In the fast change scenario, the street network is made more comfortable and the drive-through traffic is limited by movable roadblocks and paintings. The city centre’s street network has a clear hierarchy and a part of the streets is allocated for pedestrians, another part for public transport and a third part clearly just for the residents of the street. Parking is concentrated as structural parking, which frees up space for other uses. The tramway brings new means of transport to the city, and public transport is supported by allocated lanes and prioritised traffic lights. The cycle traffic network is particularly improved by connections to the city centre and by separating bus traffic and cycle traffic in the city centre.

In the major change scenario, the hierarchy of the streets is created by permanent solutions and more space has been given to pedestrians in particular. The cycle traffic network is designed to be entirely one-way traffic. The departures are frequent and own lanes and prioritisations are allocated for public transport. The private parking facilities around the city centre are within good walking distances to the city centre. Freight transport to the city centre is carried out through a distribution centre located at the edge of the city centre.

Impacts of the scenarios

According to the report drawn up by WSP Finland Oy, the accessibility of the city centre is at risk, as car traffic will be even more congested in every scenario. In the fast and major change scenarios, accessibility to the city centre by public transport is ensured by allocated lanes and prioritised traffic lights. The fast and major change scenarios improve the cycle traffic flow in the city centre and the accessibility of the city centre by cycling.

In the fast and major change scenarios, the accessibility of the city centre by car is supported by structural parking around the city centre. This may accelerate the structural change of commerce in the city centre even more towards services.

The attractiveness of the city centre increases the most in the major change scenario. An attractive walking environment makes room for creating new kinds of services. Decreasing the street space of car traffic allows services to spread out to the street area.

The scenarios show that cutting emissions from transport by half is a very challenging goal. Part of the objectives are delivered along the development of motor and fuel technology, but to decrease the remaining share, rapid renewal of the car fleet or decreasing private car traffic is necessary.

The necessary emission reductions will not be achieved with changes to the transportation systems alone. Instead, measures including the whole city or city region are needed. That is why the major change scenario alone will not provide the necessary reductions either.

The share of sustainable modes of transport is estimated to increase the most in the major change scenario. In the slow change scenario, the sustainable modes of transport may even decrease. Positive development requires measures in the whole city, because the well-organised cycle network in the city centre will not decisively change patterns of mobility if there is no easy access to the city centre by bicycle.

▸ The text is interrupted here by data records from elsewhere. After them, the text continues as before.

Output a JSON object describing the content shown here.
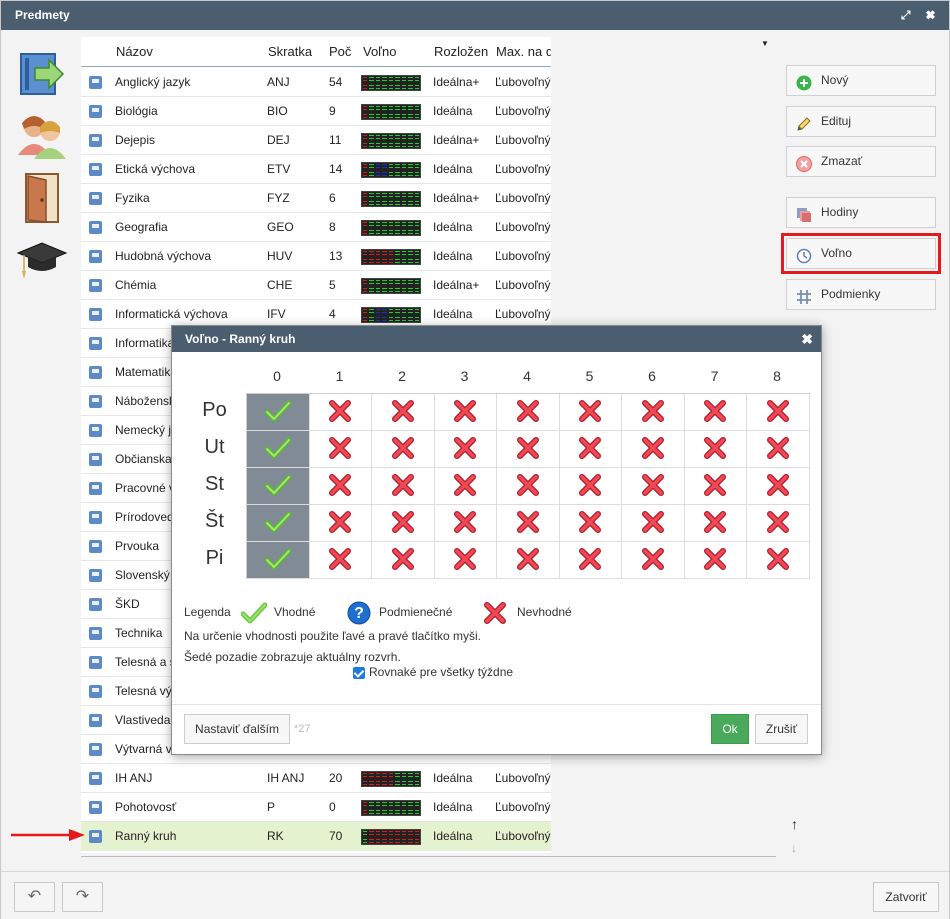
{
  "window": {
    "title": "Predmety",
    "maximize_glyph": "⤢",
    "close_glyph": "✖"
  },
  "side_icons": [
    {
      "name": "subjects-arrow-icon"
    },
    {
      "name": "teachers-icon"
    },
    {
      "name": "classrooms-door-icon"
    },
    {
      "name": "graduation-cap-icon"
    }
  ],
  "grid": {
    "headers": {
      "name": "Názov",
      "short": "Skratka",
      "count": "Poč",
      "free": "Voľno",
      "dist": "Rozložen",
      "max": "Max. na d"
    },
    "rows": [
      {
        "name": "Anglický jazyk",
        "short": "ANJ",
        "count": "54",
        "dist": "Ideálna+",
        "max": "Ľubovoľný",
        "bar": "g"
      },
      {
        "name": "Biológia",
        "short": "BIO",
        "count": "9",
        "dist": "Ideálna",
        "max": "Ľubovoľný",
        "bar": "g"
      },
      {
        "name": "Dejepis",
        "short": "DEJ",
        "count": "11",
        "dist": "Ideálna+",
        "max": "Ľubovoľný",
        "bar": "g"
      },
      {
        "name": "Etická výchova",
        "short": "ETV",
        "count": "14",
        "dist": "Ideálna",
        "max": "Ľubovoľný",
        "bar": "b"
      },
      {
        "name": "Fyzika",
        "short": "FYZ",
        "count": "6",
        "dist": "Ideálna+",
        "max": "Ľubovoľný",
        "bar": "g"
      },
      {
        "name": "Geografia",
        "short": "GEO",
        "count": "8",
        "dist": "Ideálna",
        "max": "Ľubovoľný",
        "bar": "g"
      },
      {
        "name": "Hudobná výchova",
        "short": "HUV",
        "count": "13",
        "dist": "Ideálna",
        "max": "Ľubovoľný",
        "bar": "h"
      },
      {
        "name": "Chémia",
        "short": "CHE",
        "count": "5",
        "dist": "Ideálna+",
        "max": "Ľubovoľný",
        "bar": "g"
      },
      {
        "name": "Informatická výchova",
        "short": "IFV",
        "count": "4",
        "dist": "Ideálna",
        "max": "Ľubovoľný",
        "bar": "b"
      },
      {
        "name": "Informatika",
        "short": "",
        "count": "",
        "dist": "",
        "max": "",
        "bar": ""
      },
      {
        "name": "Matematika",
        "short": "",
        "count": "",
        "dist": "",
        "max": "",
        "bar": ""
      },
      {
        "name": "Náboženská",
        "short": "",
        "count": "",
        "dist": "",
        "max": "",
        "bar": ""
      },
      {
        "name": "Nemecký jazyk",
        "short": "",
        "count": "",
        "dist": "",
        "max": "",
        "bar": ""
      },
      {
        "name": "Občianska",
        "short": "",
        "count": "",
        "dist": "",
        "max": "",
        "bar": ""
      },
      {
        "name": "Pracovné v",
        "short": "",
        "count": "",
        "dist": "",
        "max": "",
        "bar": ""
      },
      {
        "name": "Prírodoveda",
        "short": "",
        "count": "",
        "dist": "",
        "max": "",
        "bar": ""
      },
      {
        "name": "Prvouka",
        "short": "",
        "count": "",
        "dist": "",
        "max": "",
        "bar": ""
      },
      {
        "name": "Slovenský jazyk",
        "short": "",
        "count": "",
        "dist": "",
        "max": "",
        "bar": ""
      },
      {
        "name": "ŠKD",
        "short": "",
        "count": "",
        "dist": "",
        "max": "",
        "bar": ""
      },
      {
        "name": "Technika",
        "short": "",
        "count": "",
        "dist": "",
        "max": "",
        "bar": ""
      },
      {
        "name": "Telesná a š",
        "short": "",
        "count": "",
        "dist": "",
        "max": "",
        "bar": ""
      },
      {
        "name": "Telesná vý",
        "short": "",
        "count": "",
        "dist": "",
        "max": "",
        "bar": ""
      },
      {
        "name": "Vlastiveda",
        "short": "",
        "count": "",
        "dist": "",
        "max": "",
        "bar": ""
      },
      {
        "name": "Výtvarná v",
        "short": "",
        "count": "",
        "dist": "",
        "max": "",
        "bar": ""
      },
      {
        "name": "IH ANJ",
        "short": "IH ANJ",
        "count": "20",
        "dist": "Ideálna",
        "max": "Ľubovoľný",
        "bar": "h"
      },
      {
        "name": "Pohotovosť",
        "short": "P",
        "count": "0",
        "dist": "Ideálna",
        "max": "Ľubovoľný",
        "bar": "g"
      },
      {
        "name": "Ranný kruh",
        "short": "RK",
        "count": "70",
        "dist": "Ideálna",
        "max": "Ľubovoľný",
        "bar": "r"
      }
    ],
    "selected_index": 26
  },
  "actions": {
    "new": "Nový",
    "edit": "Edituj",
    "delete": "Zmazať",
    "hours": "Hodiny",
    "free": "Voľno",
    "conditions": "Podmienky"
  },
  "footer": {
    "undo_glyph": "↶",
    "redo_glyph": "↷",
    "close": "Zatvoriť"
  },
  "sort": {
    "up": "↑",
    "down": "↓"
  },
  "colors": {
    "titlebar": "#4a5e6f",
    "selected_row": "#e5f2cf",
    "highlight": "#e3191b",
    "ok_button": "#4aa95b",
    "current_cell": "#818b96"
  },
  "dialog": {
    "title": "Voľno - Ranný kruh",
    "close_glyph": "✖",
    "columns": [
      "0",
      "1",
      "2",
      "3",
      "4",
      "5",
      "6",
      "7",
      "8"
    ],
    "days": [
      "Po",
      "Ut",
      "St",
      "Št",
      "Pi"
    ],
    "cells": [
      [
        "ok",
        "no",
        "no",
        "no",
        "no",
        "no",
        "no",
        "no",
        "no"
      ],
      [
        "ok",
        "no",
        "no",
        "no",
        "no",
        "no",
        "no",
        "no",
        "no"
      ],
      [
        "ok",
        "no",
        "no",
        "no",
        "no",
        "no",
        "no",
        "no",
        "no"
      ],
      [
        "ok",
        "no",
        "no",
        "no",
        "no",
        "no",
        "no",
        "no",
        "no"
      ],
      [
        "ok",
        "no",
        "no",
        "no",
        "no",
        "no",
        "no",
        "no",
        "no"
      ]
    ],
    "legend": {
      "title": "Legenda",
      "ok": "Vhodné",
      "cond": "Podmienečné",
      "no": "Nevhodné"
    },
    "note1": "Na určenie vhodnosti použite ľavé a pravé tlačítko myši.",
    "note2": "Šedé pozadie zobrazuje aktuálny rozvrh.",
    "same_weeks": {
      "label": "Rovnaké pre všetky týždne",
      "checked": true
    },
    "set_others": "Nastaviť ďalším",
    "set_others_count": "*27",
    "ok": "Ok",
    "cancel": "Zrušiť"
  }
}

Meeting the objectives set for the development of the city centre requires prioritising the space reserved for traffic in the city centre and route entries leading to the city centre. Car traffic in the city centre does not have the capacity to grow, because the space for traffic does not grow.

Making the city centre suitable for pedestrians is essential for improving the attractiveness of the city. Improving attractiveness increases the time people spend in the city centre, which also benefits businesses.

If more efficient modes of transport are not adopted and their conditions are not ensured, it might weaken the city centre’s accessibility. This would also weaken the opportunities to meet other objectives regarding the city centre.

- From the perspective of the set objectives, the development has even partly gone in the wrong direction. For one, the share of sustainable modes of transport has decreased even though the objective has been to increase it, says Birkstedt.

- Meeting objectives requires practical measures, of which the majority is related to organising traffic. With these three scenarios, we can hopefully proceed quickly to concrete measures.